Supplied data ::

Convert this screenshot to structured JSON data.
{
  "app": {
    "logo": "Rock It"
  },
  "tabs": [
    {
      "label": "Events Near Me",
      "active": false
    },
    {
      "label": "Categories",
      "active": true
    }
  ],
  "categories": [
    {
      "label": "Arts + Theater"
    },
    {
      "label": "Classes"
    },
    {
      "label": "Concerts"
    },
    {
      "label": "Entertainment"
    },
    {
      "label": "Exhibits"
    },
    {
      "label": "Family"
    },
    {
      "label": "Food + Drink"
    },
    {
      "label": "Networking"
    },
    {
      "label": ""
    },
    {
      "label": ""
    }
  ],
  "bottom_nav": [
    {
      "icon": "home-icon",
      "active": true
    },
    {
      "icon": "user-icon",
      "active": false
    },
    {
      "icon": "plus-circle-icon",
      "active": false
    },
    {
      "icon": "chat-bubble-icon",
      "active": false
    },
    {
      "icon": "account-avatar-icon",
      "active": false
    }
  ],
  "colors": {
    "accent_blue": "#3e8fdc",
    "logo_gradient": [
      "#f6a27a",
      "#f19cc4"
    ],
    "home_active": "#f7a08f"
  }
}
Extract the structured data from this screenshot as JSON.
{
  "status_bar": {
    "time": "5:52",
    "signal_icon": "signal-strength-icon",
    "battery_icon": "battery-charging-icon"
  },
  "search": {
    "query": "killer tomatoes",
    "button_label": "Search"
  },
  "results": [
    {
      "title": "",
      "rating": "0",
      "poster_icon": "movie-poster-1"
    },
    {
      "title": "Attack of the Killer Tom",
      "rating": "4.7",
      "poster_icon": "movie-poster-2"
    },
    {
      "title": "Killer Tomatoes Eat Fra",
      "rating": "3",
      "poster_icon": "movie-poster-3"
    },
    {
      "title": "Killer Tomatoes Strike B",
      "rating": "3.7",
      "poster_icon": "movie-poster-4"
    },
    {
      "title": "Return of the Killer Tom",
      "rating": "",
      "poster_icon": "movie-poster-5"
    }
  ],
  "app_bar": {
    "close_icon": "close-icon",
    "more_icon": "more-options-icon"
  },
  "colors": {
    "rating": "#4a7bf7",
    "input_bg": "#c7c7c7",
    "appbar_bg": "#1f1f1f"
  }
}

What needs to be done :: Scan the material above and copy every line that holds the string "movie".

Your solution ::
      "poster_icon": "movie-poster-1"
      "poster_icon": "movie-poster-2"
      "poster_icon": "movie-poster-3"
      "poster_icon": "movie-poster-4"
      "poster_icon": "movie-poster-5"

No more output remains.